Opening the conference with a keynote, Ambassador Hossam Zaki, Assistant Secretary General and Chief of Staff of the Arab League of Arab States, pointed to the potential of a Jerusalem settlement to kickstart wider negotiations for a settlement of the Israel/Palestine settlement. However, he pointed out that any such process would be difficult without a real will to compromise on all sides of the negotiating table. A panel discussion with Prof. Marc Weller from the Lauterbach Centre at Cambridge, Nomi Bar-Yacoov at Chatham House, Koby Hubermann from the Israeli Peace Initiative and Rami Dajani from the Tony Blair Foundation, moderated by Malik Dahlan from Harvard’s Negotiation Task Force, considered the different angles of such an approach focusing on prioritizing a settlement over Jerusalem. One question which came to the fore was whether and how religious representatives could and should be involved in such a process. This question was also dealt with in Dr. Lena Oetzel’s (University of Salzburg) presentation about the key components of the religious aspects of the Westphalian settlement in 1648.  Another theme which was highlighted in particular by Prof. Menachem Klein (Bir-Ilan University) and Prof. Wendy Pullan (Cambridge) was challenges of daily life in Jerusalem and the impact of administrative divisions of the city.

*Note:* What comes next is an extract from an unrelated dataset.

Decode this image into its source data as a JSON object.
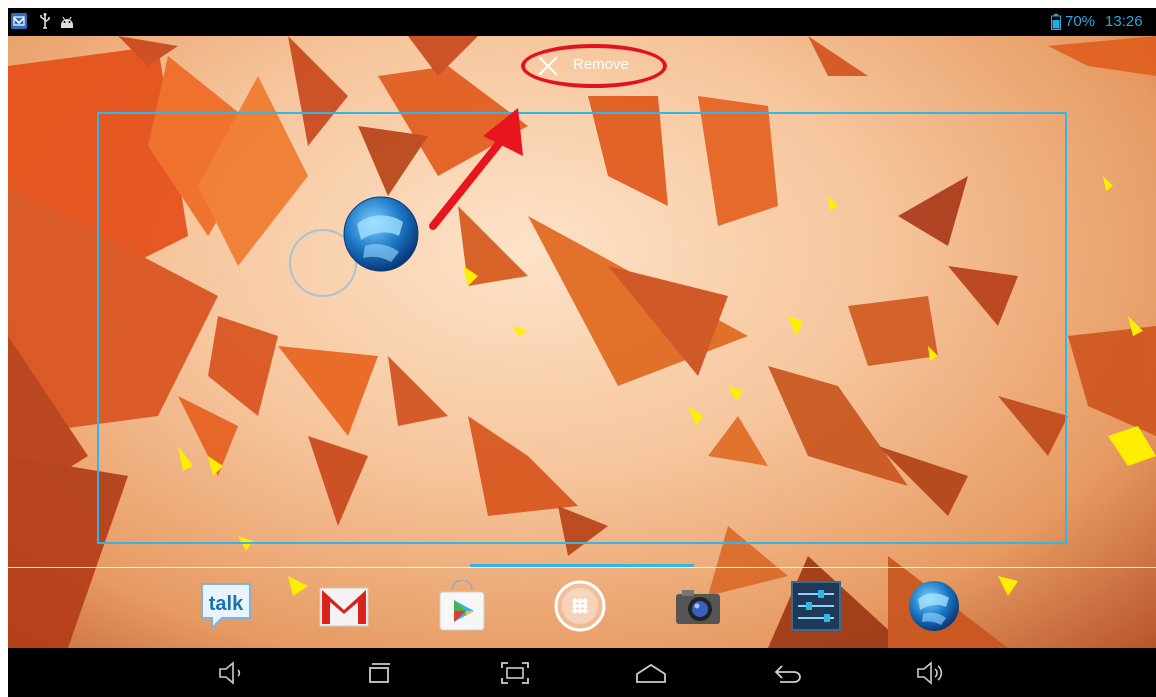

Of course, no two-day conference can provide an attempt to a solution for such a complex question as a Jerusalem settlement. Neither was that its purpose. Instead, the presentations and discussions helped to bring out which issues were considered central to the case of Jerusalem and how it might relate to future discussions about a ‘Westphalia for the Middle East’.